Review of "Brahms: The Boy II” by The Headless Critic
Brahms: The Boy II - 2020
Production by: STX Entertainment, Lakeshore Entertainment, Huayo Brothers
Distribution by: STX Entertainment
A brutal home invasion traumatizes Liza (Katie Holmes) and her young son Jude (Christopher Convery) when a robbery leaves her with a head injury as her son is left watching helpless. Her husband Sean (Owain Yeoman) spent that time as he often does in London working overtime, leaving his family alone. Now Liza keeps having flashbacks to the event and their son Jude has select mutism and hasn’t spoken since that night. Needing to get out of the home where the invasion happened, the family moves to the remote English countryside into the beautiful guest house on the grounds of the abandoned Heelshire Manor. As soon as they arrive to their new home Jude unearths a buried doll in the woods of the estate. At first the doll he calls Brahms seems to be helping Jude communicate more with his parents. Then their selectively mute son begins acting out against his parents blaming the doll Brahms for any actions his parents don’t like. Did the event that triggered the boy not to speak cause him to act out in these increasingly volatile ways or is their more to Brahms than his ceramic face and stuffed body?

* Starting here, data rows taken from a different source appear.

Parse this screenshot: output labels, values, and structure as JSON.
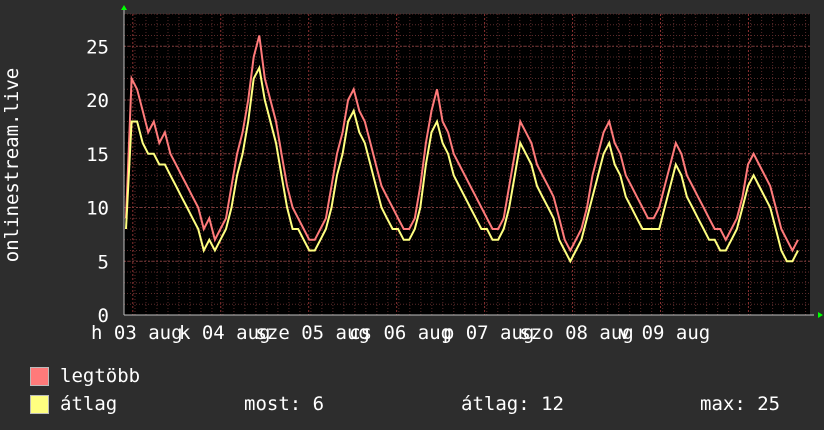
{
  "chart_data": {
    "type": "line",
    "ylabel": "onlinestream.live",
    "ylim": [
      0,
      28
    ],
    "yticks": [
      0,
      5,
      10,
      15,
      20,
      25
    ],
    "xticks": [
      "h 03 aug",
      "k 04 aug",
      "sze 05 aug",
      "cs 06 aug",
      "p 07 aug",
      "szo 08 aug",
      "v 09 aug"
    ],
    "grid": true,
    "colors": {
      "background": "#000000",
      "grid": "#5a2a2a",
      "axis": "#c0c0c0",
      "arrow": "#00ff00"
    },
    "series": [
      {
        "name": "legtöbb",
        "color": "#ff7a7a",
        "values": [
          9,
          22,
          21,
          19,
          17,
          18,
          16,
          17,
          15,
          14,
          13,
          12,
          11,
          10,
          8,
          9,
          7,
          8,
          9,
          12,
          15,
          17,
          20,
          24,
          26,
          22,
          20,
          18,
          15,
          12,
          10,
          9,
          8,
          7,
          7,
          8,
          9,
          12,
          15,
          17,
          20,
          21,
          19,
          18,
          16,
          14,
          12,
          11,
          10,
          9,
          8,
          8,
          9,
          12,
          16,
          19,
          21,
          18,
          17,
          15,
          14,
          13,
          12,
          11,
          10,
          9,
          8,
          8,
          9,
          12,
          15,
          18,
          17,
          16,
          14,
          13,
          12,
          11,
          9,
          7,
          6,
          7,
          8,
          10,
          13,
          15,
          17,
          18,
          16,
          15,
          13,
          12,
          11,
          10,
          9,
          9,
          10,
          12,
          14,
          16,
          15,
          13,
          12,
          11,
          10,
          9,
          8,
          8,
          7,
          8,
          9,
          11,
          14,
          15,
          14,
          13,
          12,
          10,
          8,
          7,
          6,
          7
        ]
      },
      {
        "name": "átlag",
        "color": "#ffff80",
        "values": [
          8,
          18,
          18,
          16,
          15,
          15,
          14,
          14,
          13,
          12,
          11,
          10,
          9,
          8,
          6,
          7,
          6,
          7,
          8,
          10,
          13,
          15,
          18,
          22,
          23,
          20,
          18,
          16,
          13,
          10,
          8,
          8,
          7,
          6,
          6,
          7,
          8,
          10,
          13,
          15,
          18,
          19,
          17,
          16,
          14,
          12,
          10,
          9,
          8,
          8,
          7,
          7,
          8,
          10,
          14,
          17,
          18,
          16,
          15,
          13,
          12,
          11,
          10,
          9,
          8,
          8,
          7,
          7,
          8,
          10,
          13,
          16,
          15,
          14,
          12,
          11,
          10,
          9,
          7,
          6,
          5,
          6,
          7,
          9,
          11,
          13,
          15,
          16,
          14,
          13,
          11,
          10,
          9,
          8,
          8,
          8,
          8,
          10,
          12,
          14,
          13,
          11,
          10,
          9,
          8,
          7,
          7,
          6,
          6,
          7,
          8,
          10,
          12,
          13,
          12,
          11,
          10,
          8,
          6,
          5,
          5,
          6
        ]
      }
    ]
  },
  "legend": {
    "items": [
      {
        "label": "legtöbb",
        "color": "#ff7a7a"
      },
      {
        "label": "átlag",
        "color": "#ffff80"
      }
    ],
    "stats": {
      "now": "most: 6",
      "avg": "átlag: 12",
      "max": "max: 25"
    }
  }
}
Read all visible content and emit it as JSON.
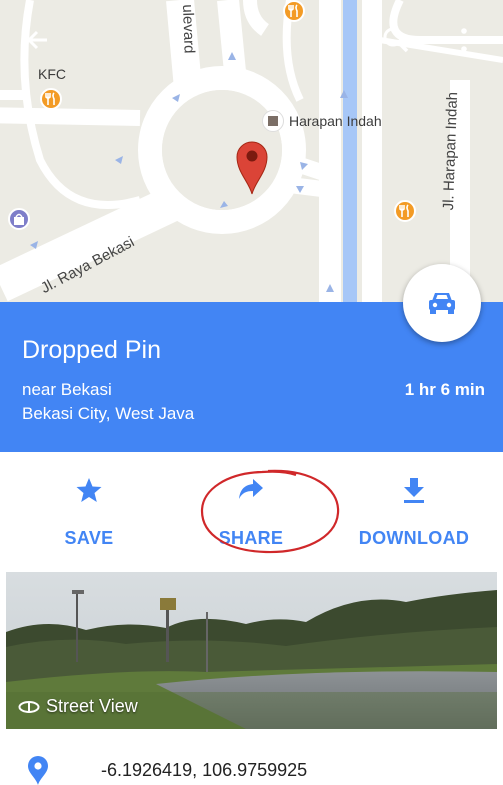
{
  "map": {
    "poi_kfc": "KFC",
    "poi_harapan_indah": "Harapan Indah",
    "street_boulevard": "ulevard",
    "street_raya_bekasi": "Jl. Raya Bekasi",
    "street_harapan_indah": "Jl. Harapan Indah",
    "pin_color": "#db4437",
    "restaurant_color": "#f39b25"
  },
  "place": {
    "title": "Dropped Pin",
    "near": "near Bekasi",
    "city": "Bekasi City, West Java",
    "eta": "1 hr 6 min",
    "card_color": "#4285f4"
  },
  "actions": {
    "save": "SAVE",
    "share": "SHARE",
    "download": "DOWNLOAD"
  },
  "street_view": {
    "label": "Street View"
  },
  "coordinates": {
    "text": "-6.1926419, 106.9759925"
  },
  "icons": {
    "back": "arrow-back-icon",
    "search": "search-icon",
    "more": "more-vert-icon",
    "car": "car-icon",
    "star": "star-icon",
    "share": "share-arrow-icon",
    "download": "download-icon",
    "street_view": "street-view-icon",
    "location": "location-pin-icon"
  }
}
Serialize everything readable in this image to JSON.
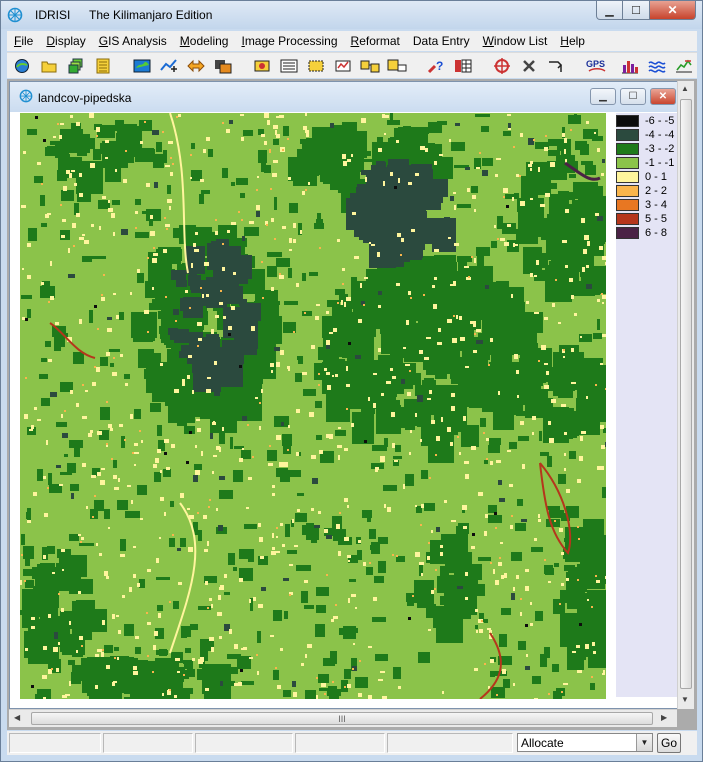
{
  "app": {
    "title": "IDRISI",
    "edition": "The Kilimanjaro Edition"
  },
  "window_controls": {
    "minimize": "▁",
    "maximize": "☐",
    "close": "✕"
  },
  "menu": [
    {
      "label": "File",
      "accel": "F",
      "rest": "ile"
    },
    {
      "label": "Display",
      "accel": "D",
      "rest": "isplay"
    },
    {
      "label": "GIS Analysis",
      "accel": "G",
      "rest": "IS Analysis"
    },
    {
      "label": "Modeling",
      "accel": "M",
      "rest": "odeling"
    },
    {
      "label": "Image Processing",
      "accel": "I",
      "rest": "mage Processing"
    },
    {
      "label": "Reformat",
      "accel": "R",
      "rest": "eformat"
    },
    {
      "label": "Data Entry",
      "accel": "",
      "rest": "Data Entry"
    },
    {
      "label": "Window List",
      "accel": "W",
      "rest": "indow List"
    },
    {
      "label": "Help",
      "accel": "H",
      "rest": "elp"
    }
  ],
  "toolbar": {
    "icons": [
      "display-launcher-icon",
      "open-folder-icon",
      "composer-icon",
      "properties-icon",
      "map-window-icon",
      "add-layer-icon",
      "pan-icon",
      "zoom-window-icon",
      "digitize-icon",
      "feature-properties-icon",
      "select-icon",
      "measure-icon",
      "placemark-icon",
      "layer-edit-icon",
      "query-icon",
      "table-icon",
      "target-icon",
      "tools-icon",
      "redraw-icon"
    ],
    "gps_label": "GPS",
    "tail_icons": [
      "histogram-icon",
      "surface-icon",
      "profile-icon"
    ]
  },
  "child_window": {
    "title": "landcov-pipedska",
    "controls": {
      "minimize": "▁",
      "maximize": "☐",
      "close": "✕"
    }
  },
  "legend": {
    "entries": [
      {
        "label": "-6 - -5",
        "color": "#0d0d0d"
      },
      {
        "label": "-4 - -4",
        "color": "#2b4a3e"
      },
      {
        "label": "-3 - -2",
        "color": "#1e7a1a"
      },
      {
        "label": "-1 - -1",
        "color": "#8bc34a"
      },
      {
        "label": "0 - 1",
        "color": "#fff59d"
      },
      {
        "label": "2 - 2",
        "color": "#f9b54c"
      },
      {
        "label": "3 - 4",
        "color": "#e87722"
      },
      {
        "label": "5 - 5",
        "color": "#b5361c"
      },
      {
        "label": "6 - 8",
        "color": "#4a2245"
      }
    ]
  },
  "scrollbar": {
    "grip": "III"
  },
  "status": {
    "dropdown_value": "Allocate",
    "go_label": "Go"
  }
}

A selectively mute kid named Jude who writes really fast and never runs out of paper, played by Cristopher Convery walks into the life of Brahms. Convery looks like a little version of Millicent Simmonds’ character Regan from A Quiet Place. He also looks the part of a doll himself. Convery can walk around quiet in a place perfectly enough but when it comes time for his lines the young actor’s doesn’t deliver. Liza’s husband Sean is basically a non-character in the film, conveniently gone for most of the movie. Katie Holmes is left with the primary character in a feature with mainly five characters if you include those facetiming in. Holmes plays a frazzled mother to a troubled son, makng the forty year old actress seem far older than she actually is. The characters are very typical but overall the performances fit the film. Villager Joseph (Ralph Ineson) has the most intrigue of anyone in the film but Joseph’s dramatic turn is comically cliché ruining the best character of the movie in a childlike fashion.
The original writing and directing duo of Stacey Menear and William Brent Bell return for the next evolution of their boy Brahms. Without clearly giving everything away, if you compare the killer reveal in 2016's The Boy with the unlikely killer in 1980’s Friday the 13th, Brahms: The Boy II reverts back to exactly who you thought the killer would be in the first film, just like how Friday the 13th brought Jason Voorhees back from the dead for part 2. The British version of America's Child's Play Brahms is a whiny little brit with a list of rules compared to wisecracking Chucky. Out of all of the killer doll movies I will say that Brahms takes third billing behind Chucky and Annabelle. Puppet Master even has a ton of cool looking creations if ever done right. A noticeable decline from the unpredictable original film. The Boy II doesn’t have the same originality of a Nanny being hired to care for a doll as if it’s a child. The super natural aspects of the film are elevated for the sequel while the reality and mystery decrease. I guess you could say that The Boy II is the guest house stay of the mansion that was in the original film.
Available Now in Theaters
2 out of 5 Headless Critics